The BBC has reported that a new type of drug for improving the lives of melanoma sufferers will be available on the NHS at no cost
A targeted treatment for battling skin cancer is set to be free on the NHS in England and Wales.
Currently, patients having been treated for melanoma can only hope that the aggressive cancer doesn’t return after surgery, with 15,400 cases diagnosed every year in the UK.
The new drug has been proven to improve the survival rates of people with a certain mutation of stage 3 melanoma, called BRAF. It’s found in around half of cases.
Making this drug free on the NHS is a “huge step forward,” according Melanoma UK.

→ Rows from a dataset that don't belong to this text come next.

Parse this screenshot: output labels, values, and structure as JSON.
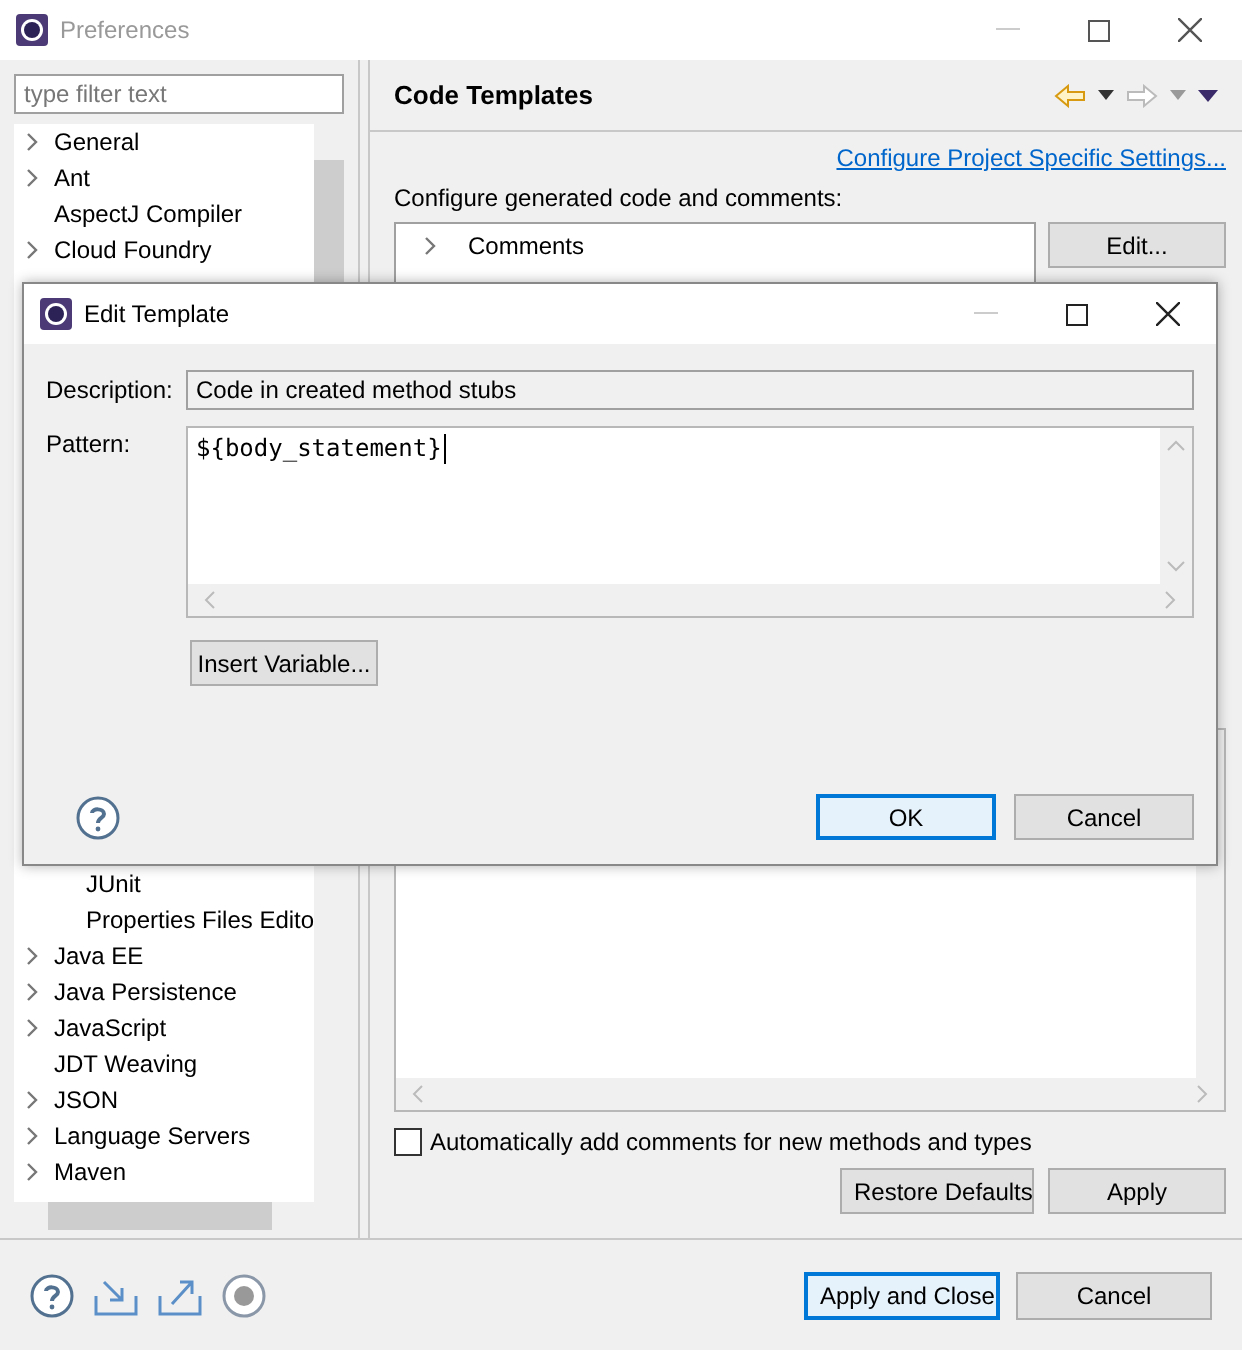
{
  "window": {
    "title": "Preferences"
  },
  "filter": {
    "placeholder": "type filter text"
  },
  "tree_upper": [
    {
      "label": "General",
      "expandable": true
    },
    {
      "label": "Ant",
      "expandable": true
    },
    {
      "label": "AspectJ Compiler",
      "expandable": false
    },
    {
      "label": "Cloud Foundry",
      "expandable": true
    }
  ],
  "tree_lower": [
    {
      "children": [
        {
          "label": "JUnit",
          "expandable": false
        },
        {
          "label": "Properties Files Edito",
          "expandable": false
        }
      ]
    },
    {
      "label": "Java EE",
      "expandable": true
    },
    {
      "label": "Java Persistence",
      "expandable": true
    },
    {
      "label": "JavaScript",
      "expandable": true
    },
    {
      "label": "JDT Weaving",
      "expandable": false
    },
    {
      "label": "JSON",
      "expandable": true
    },
    {
      "label": "Language Servers",
      "expandable": true
    },
    {
      "label": "Maven",
      "expandable": true
    }
  ],
  "page": {
    "title": "Code Templates",
    "link": "Configure Project Specific Settings...",
    "label": "Configure generated code and comments:",
    "templates": [
      {
        "label": "Comments",
        "expanded": false
      }
    ],
    "edit_button": "Edit...",
    "auto_comments": {
      "label": "Automatically add comments for new methods and types",
      "checked": false
    },
    "buttons": [
      "Restore Defaults",
      "Apply"
    ]
  },
  "footer_buttons": [
    {
      "label": "Apply and Close",
      "default": true
    },
    {
      "label": "Cancel",
      "default": false
    }
  ],
  "dialog": {
    "title": "Edit Template",
    "description_label": "Description:",
    "description": "Code in created method stubs",
    "pattern_label": "Pattern:",
    "pattern": "${body_statement}",
    "insert_button": "Insert Variable...",
    "buttons": [
      {
        "label": "OK",
        "default": true
      },
      {
        "label": "Cancel",
        "default": false
      }
    ]
  }
}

The new therapy has been approved by NICE and is a combination of dabrafenib and trametinib. These drugs comprise five tablets per day and can be taken at home.
A clinical trial of over 800 patients found that the risk of skin cancer returning had been lowered by this drug.
Three years after surgery, 58% of the group surveyed survived with no relapse. This is compared to 39% of the placebo group.
The drug was also proven to improve patients’ lifespan in general. A third of patients experienced side effects from the drug, including nausea and fatigue.
Gill Nuttall, from charity Melanoma UK, said:
“We are continuing to see an increase in the number of people in the UK with melanoma, especially among younger people.
“The availability of this treatment is a huge step forward for the hundreds of BRAF-positive patients who are currently left with very few options following surgery.
“The current ‘watch and wait’ approach is an extremely worrying and stressful time for patients and their families.”
Mirella Marlow, deputy director for the NICE Centre for Health Technology Evaluation, said that, until now, there were no treatments available for people with this stage and type of melanoma to lower the risk of the cancer coming back. As such, the decision to expand its availability marks “an important development in the management of melanoma”.
Professor Ruth Plummer, clinical professor of experimental cancer medicine, University of Newcastle Upon Tyne, added the treatment had “the potential to transform the standard of care for people with BRAF-positive stage III melanoma.”